WORK INSTRUCTION: Your task is to give the records again exactly. Leave each picture out.
Segment Start: MATERIAL PROVIDED
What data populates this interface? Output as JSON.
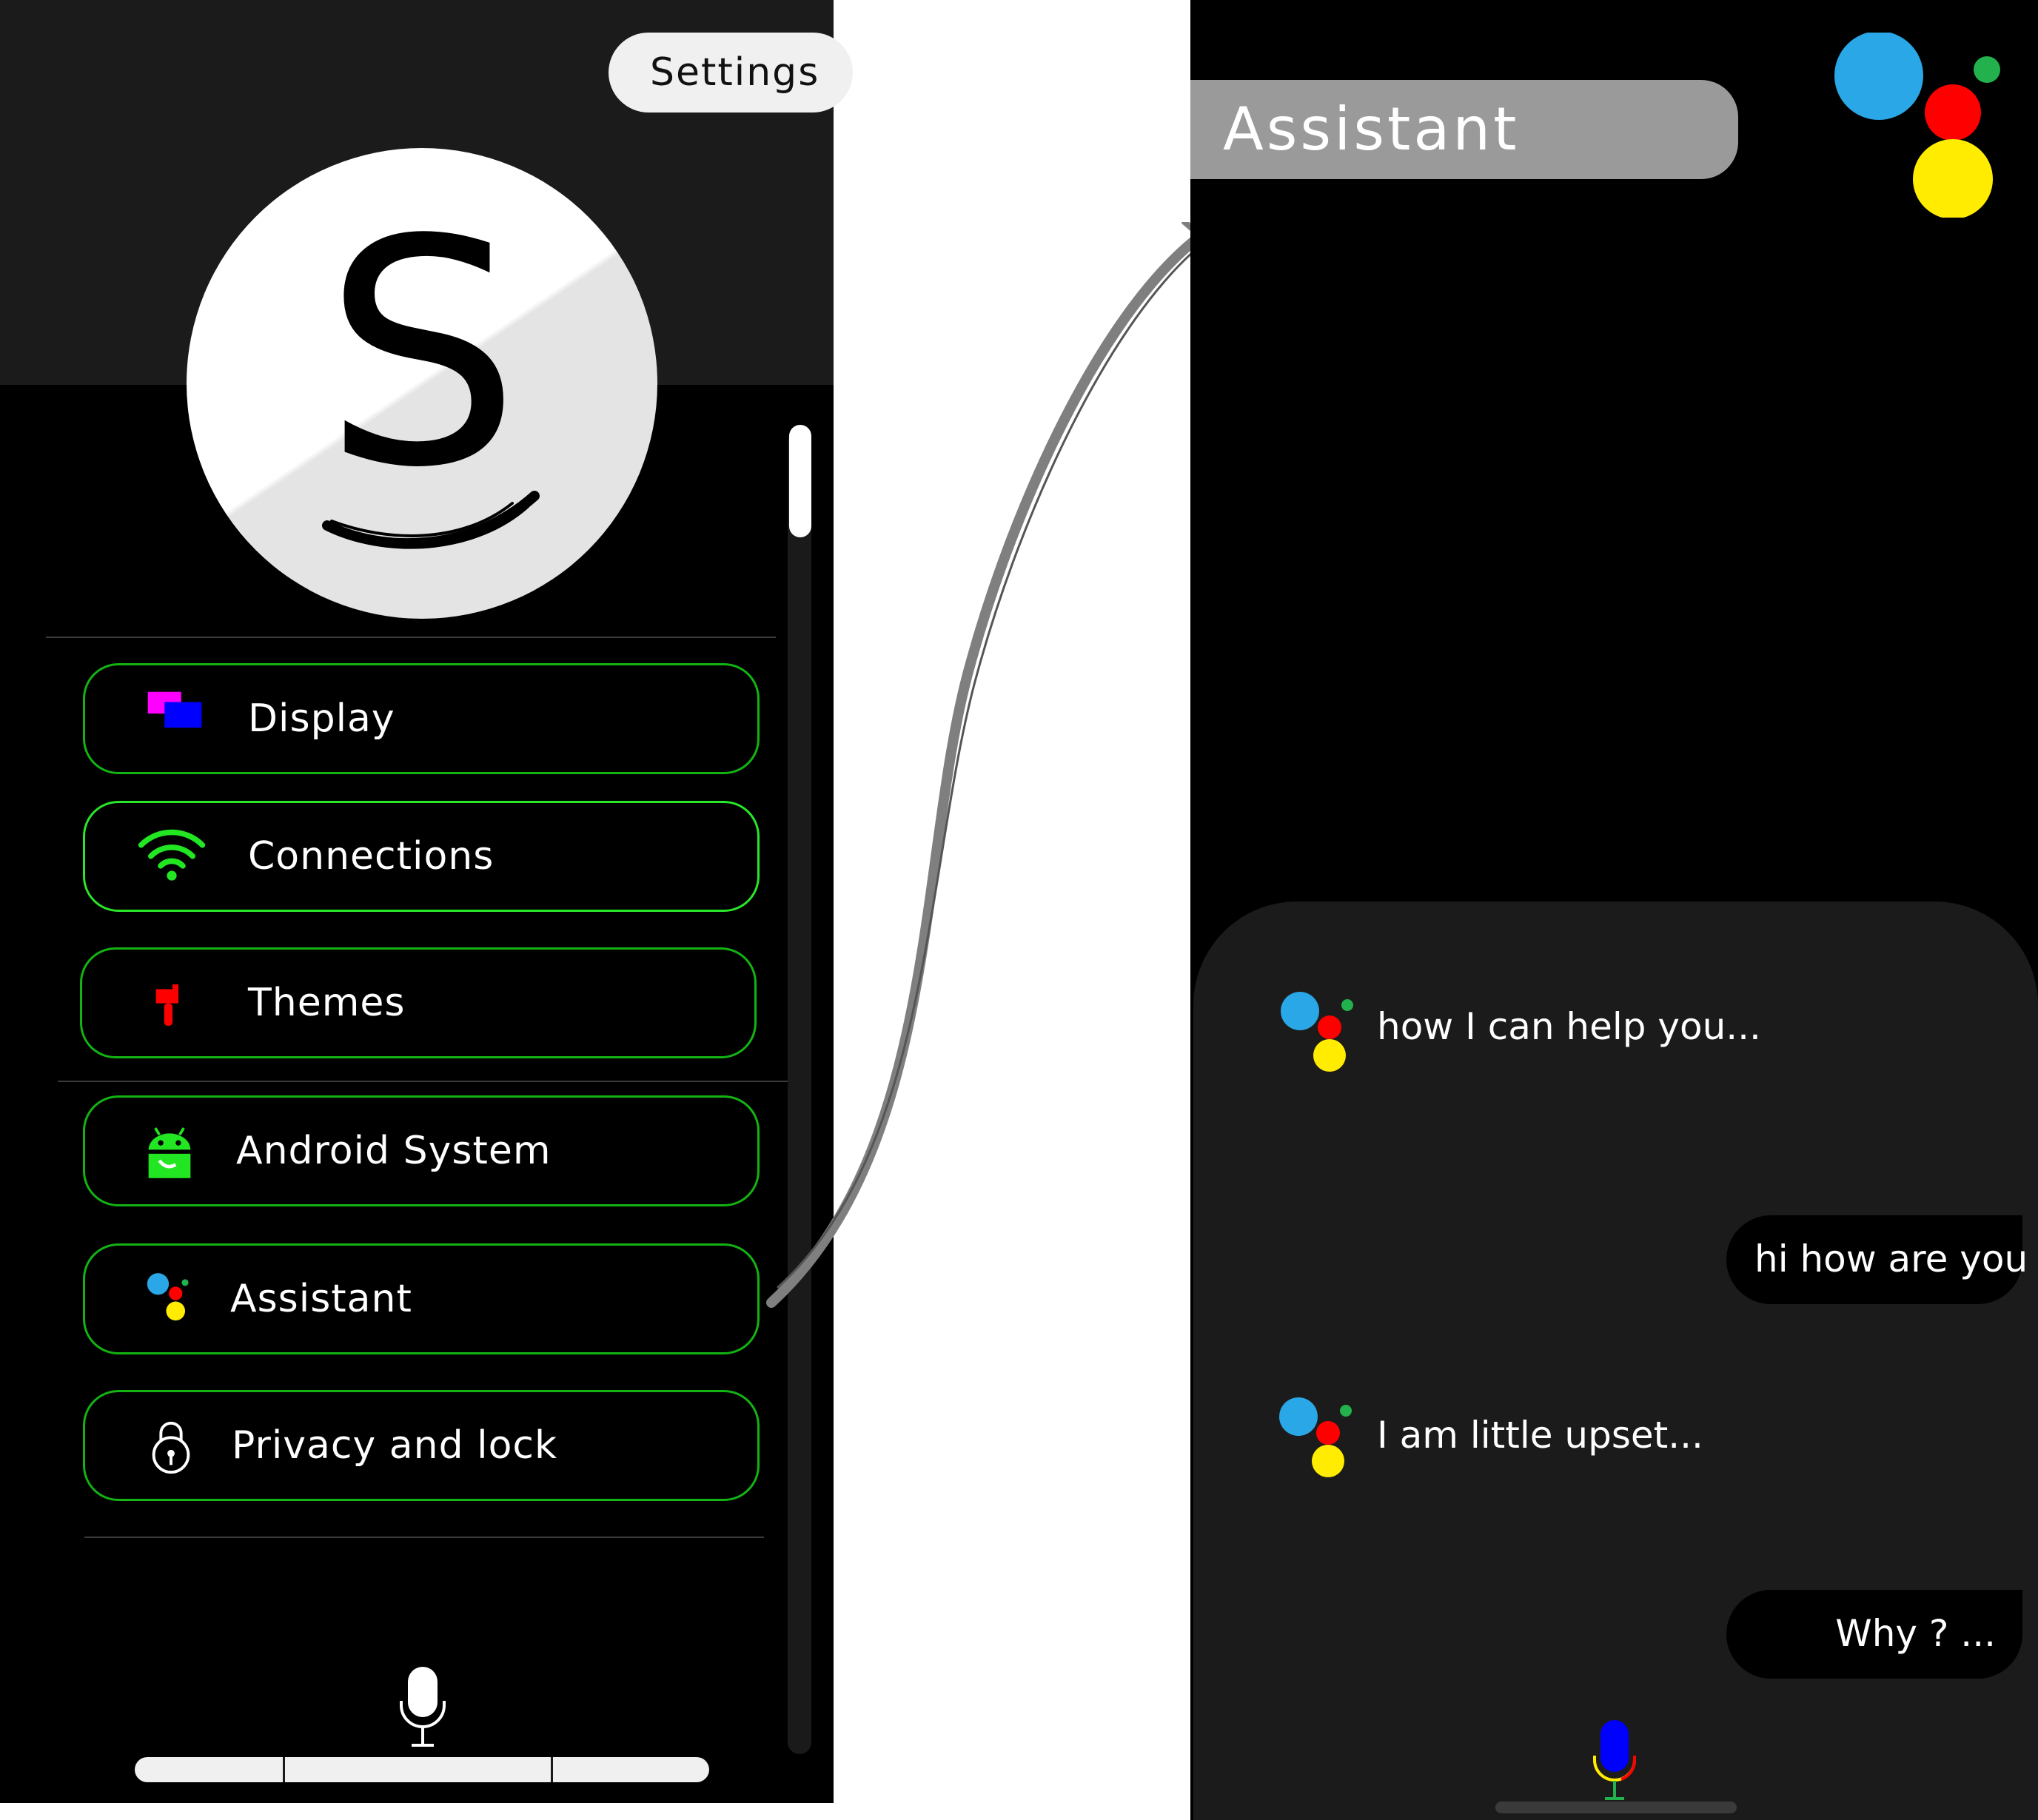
{
  "left_screen": {
    "settings_label": "Settings",
    "avatar_letter": "S",
    "menu": [
      {
        "label": "Display",
        "icon": "display-icon"
      },
      {
        "label": "Connections",
        "icon": "wifi-icon"
      },
      {
        "label": "Themes",
        "icon": "paint-roller-icon"
      },
      {
        "label": "Android System",
        "icon": "android-icon"
      },
      {
        "label": "Assistant",
        "icon": "assistant-dots-icon"
      },
      {
        "label": "Privacy and lock",
        "icon": "lock-icon"
      }
    ],
    "mic_icon": "microphone-icon"
  },
  "right_screen": {
    "title": "Assistant",
    "logo_icon": "assistant-logo-icon",
    "messages": [
      {
        "from": "assistant",
        "text": "how I can help you..."
      },
      {
        "from": "user",
        "text": "hi how are you"
      },
      {
        "from": "assistant",
        "text": "I am little upset..."
      },
      {
        "from": "user",
        "text": "Why ? ..."
      }
    ],
    "mic_icon": "microphone-icon"
  },
  "colors": {
    "menu_border": "#12b312",
    "menu_border_bright": "#28e628",
    "assistant_blue": "#2aa7e6",
    "assistant_red": "#ff0000",
    "assistant_yellow": "#ffec00",
    "assistant_green": "#22b14c"
  }
}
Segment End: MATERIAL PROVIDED
COMPLETED EXERCISE:
What data populates this interface? Output as JSON.
{
  "left_screen": {
    "settings_label": "Settings",
    "avatar_letter": "S",
    "menu": [
      {
        "label": "Display",
        "icon": "display-icon"
      },
      {
        "label": "Connections",
        "icon": "wifi-icon"
      },
      {
        "label": "Themes",
        "icon": "paint-roller-icon"
      },
      {
        "label": "Android System",
        "icon": "android-icon"
      },
      {
        "label": "Assistant",
        "icon": "assistant-dots-icon"
      },
      {
        "label": "Privacy and lock",
        "icon": "lock-icon"
      }
    ],
    "mic_icon": "microphone-icon"
  },
  "right_screen": {
    "title": "Assistant",
    "logo_icon": "assistant-logo-icon",
    "messages": [
      {
        "from": "assistant",
        "text": "how I can help you..."
      },
      {
        "from": "user",
        "text": "hi how are you"
      },
      {
        "from": "assistant",
        "text": "I am little upset..."
      },
      {
        "from": "user",
        "text": "Why ? ..."
      }
    ],
    "mic_icon": "microphone-icon"
  },
  "colors": {
    "menu_border": "#12b312",
    "menu_border_bright": "#28e628",
    "assistant_blue": "#2aa7e6",
    "assistant_red": "#ff0000",
    "assistant_yellow": "#ffec00",
    "assistant_green": "#22b14c"
  }
}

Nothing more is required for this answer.